───── Data under study

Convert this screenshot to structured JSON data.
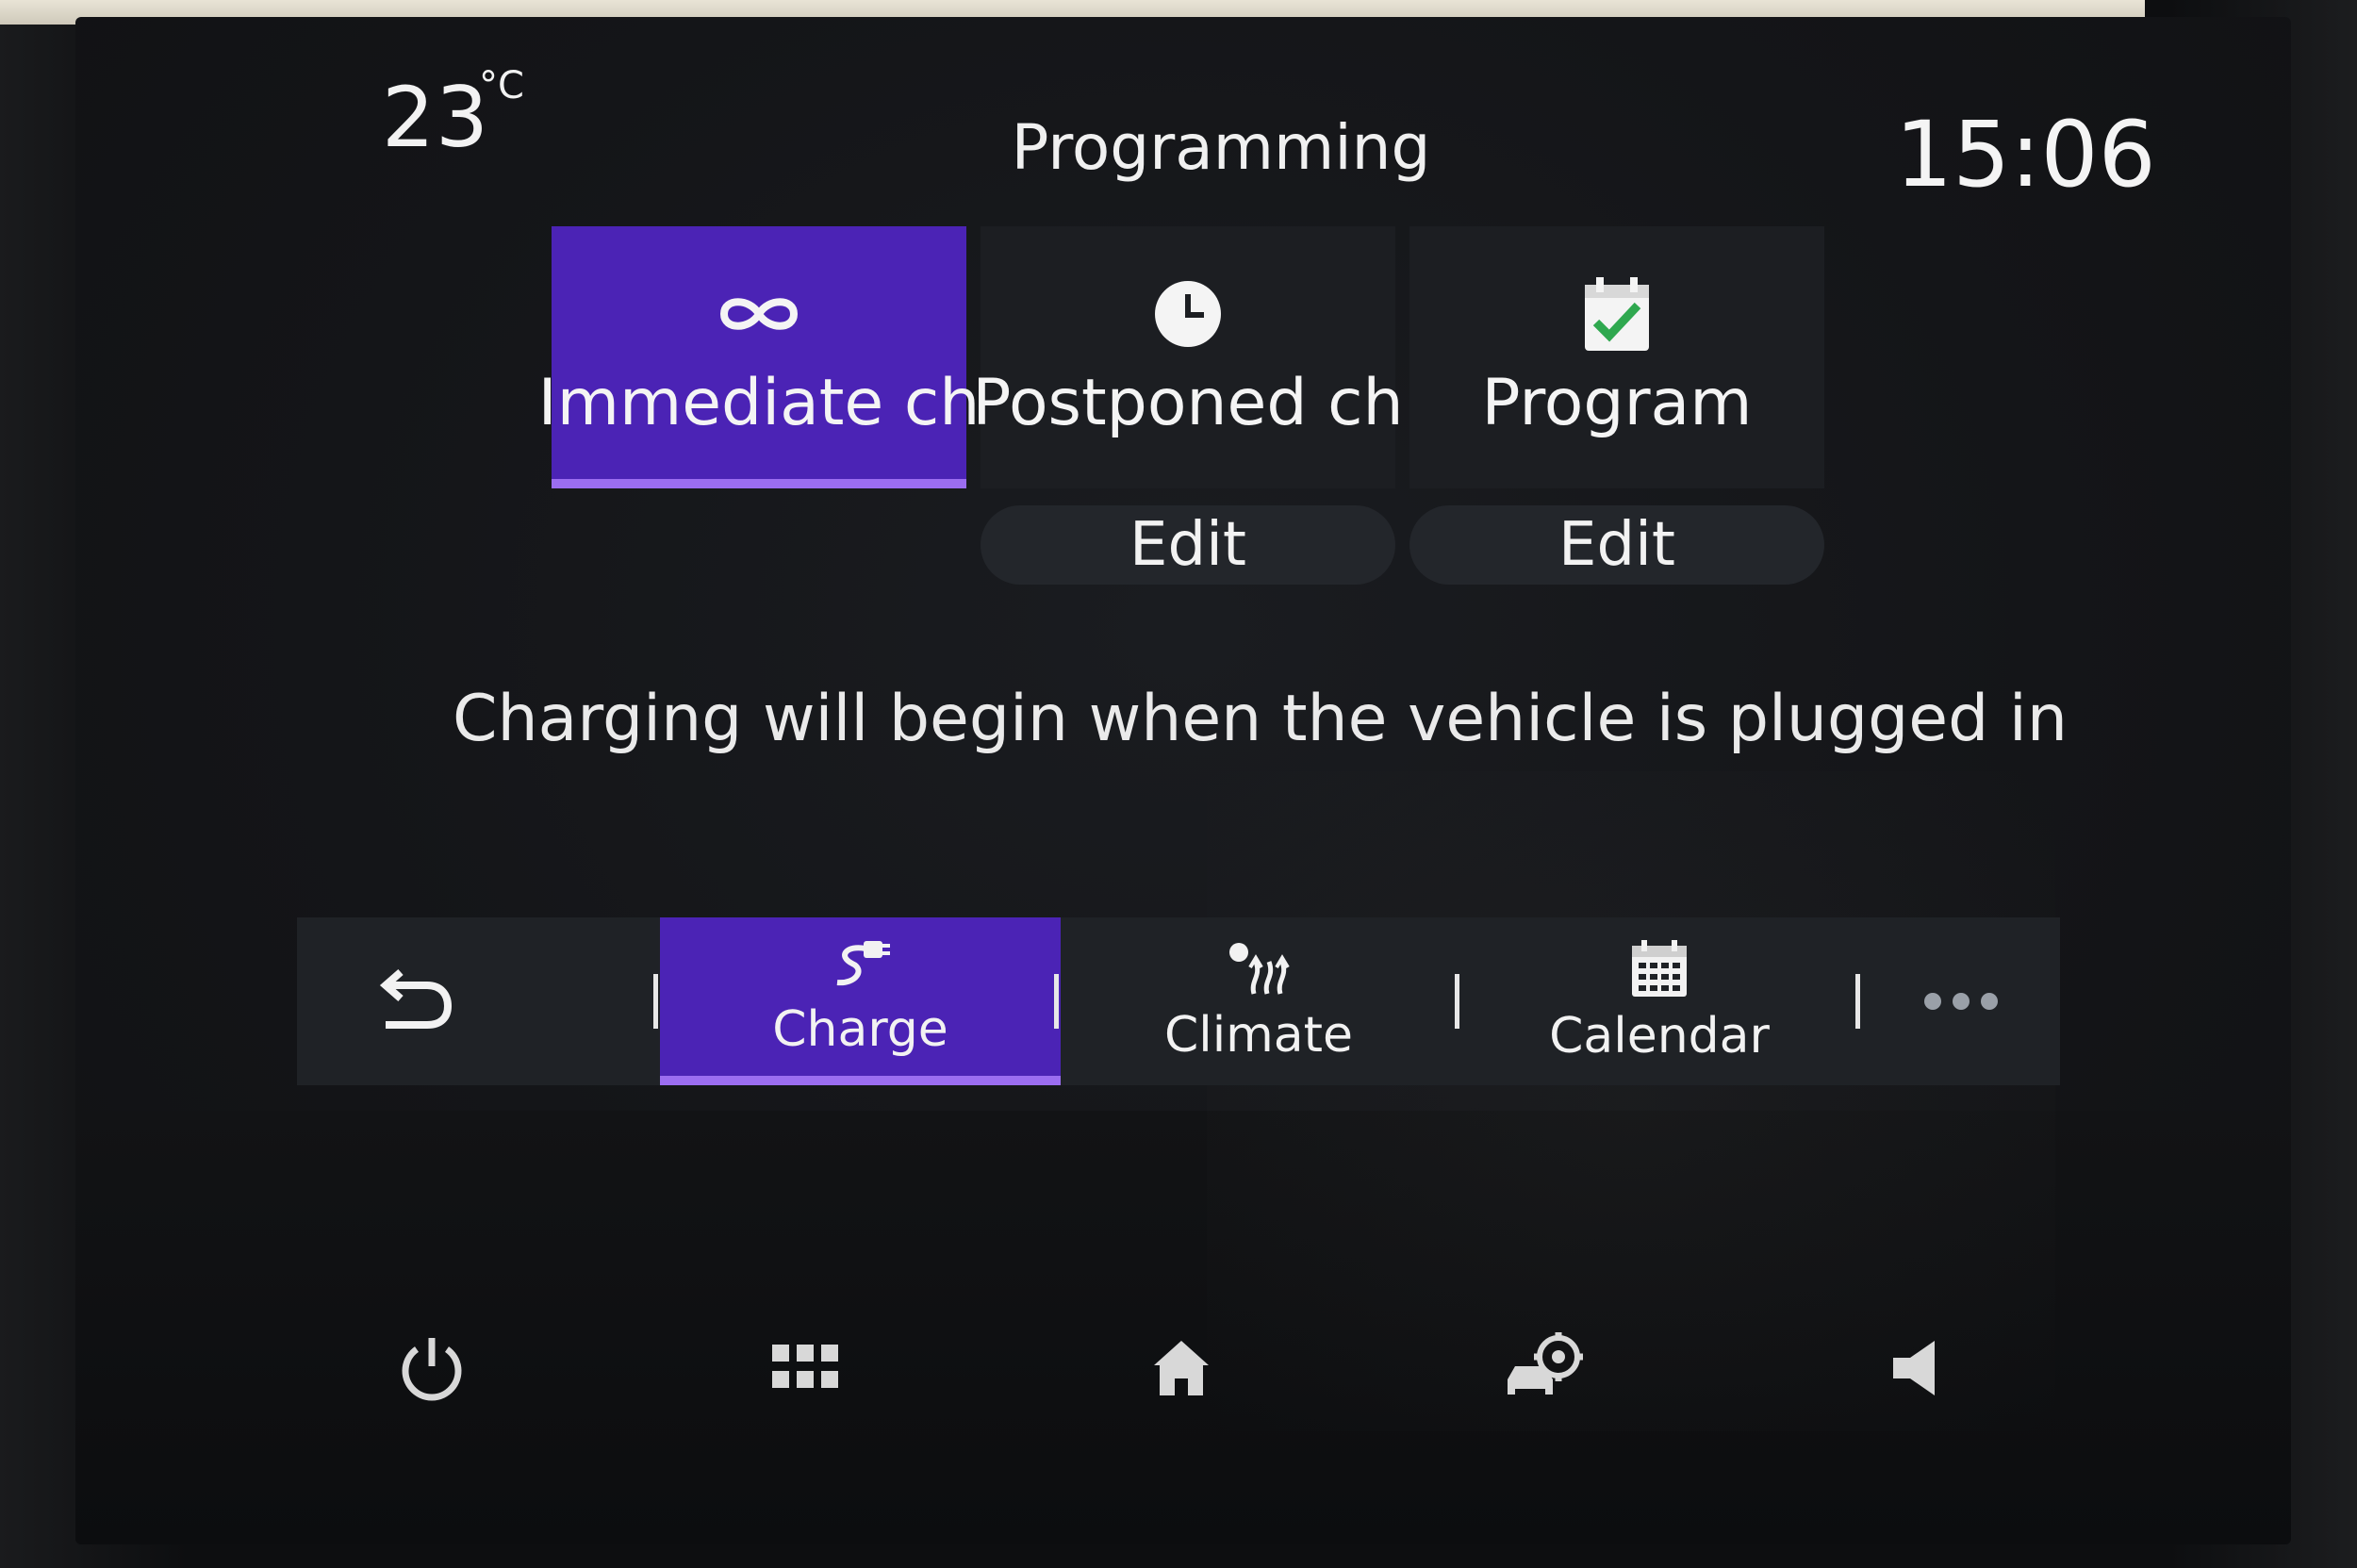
{
  "header": {
    "temperature": "23",
    "temperature_unit": "°C",
    "title": "Programming",
    "clock": "15:06"
  },
  "modes": [
    {
      "label": "Immediate ch",
      "icon": "infinity-icon",
      "active": true
    },
    {
      "label": "Postponed ch",
      "icon": "clock-icon",
      "active": false,
      "edit_label": "Edit"
    },
    {
      "label": "Program",
      "icon": "calendar-check-icon",
      "active": false,
      "edit_label": "Edit"
    }
  ],
  "message": "Charging will begin when the vehicle is plugged in",
  "tabbar": {
    "items": [
      {
        "label": "Charge",
        "icon": "charge-plug-icon",
        "active": true
      },
      {
        "label": "Climate",
        "icon": "climate-icon",
        "active": false
      },
      {
        "label": "Calendar",
        "icon": "calendar-icon",
        "active": false
      }
    ],
    "back_icon": "back-arrow-icon",
    "more_icon": "more-dots-icon"
  },
  "system_bar": [
    "power-icon",
    "apps-grid-icon",
    "home-icon",
    "car-settings-icon",
    "volume-icon"
  ],
  "colors": {
    "accent": "#4b23b5",
    "accent_underline": "#9b6df0",
    "check_green": "#2fa84f"
  }
}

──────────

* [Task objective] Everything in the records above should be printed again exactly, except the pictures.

* [The answer]
Convert this screenshot to structured JSON data.
{
  "header": {
    "temperature": "23",
    "temperature_unit": "°C",
    "title": "Programming",
    "clock": "15:06"
  },
  "modes": [
    {
      "label": "Immediate ch",
      "icon": "infinity-icon",
      "active": true
    },
    {
      "label": "Postponed ch",
      "icon": "clock-icon",
      "active": false,
      "edit_label": "Edit"
    },
    {
      "label": "Program",
      "icon": "calendar-check-icon",
      "active": false,
      "edit_label": "Edit"
    }
  ],
  "message": "Charging will begin when the vehicle is plugged in",
  "tabbar": {
    "items": [
      {
        "label": "Charge",
        "icon": "charge-plug-icon",
        "active": true
      },
      {
        "label": "Climate",
        "icon": "climate-icon",
        "active": false
      },
      {
        "label": "Calendar",
        "icon": "calendar-icon",
        "active": false
      }
    ],
    "back_icon": "back-arrow-icon",
    "more_icon": "more-dots-icon"
  },
  "system_bar": [
    "power-icon",
    "apps-grid-icon",
    "home-icon",
    "car-settings-icon",
    "volume-icon"
  ],
  "colors": {
    "accent": "#4b23b5",
    "accent_underline": "#9b6df0",
    "check_green": "#2fa84f"
  }
}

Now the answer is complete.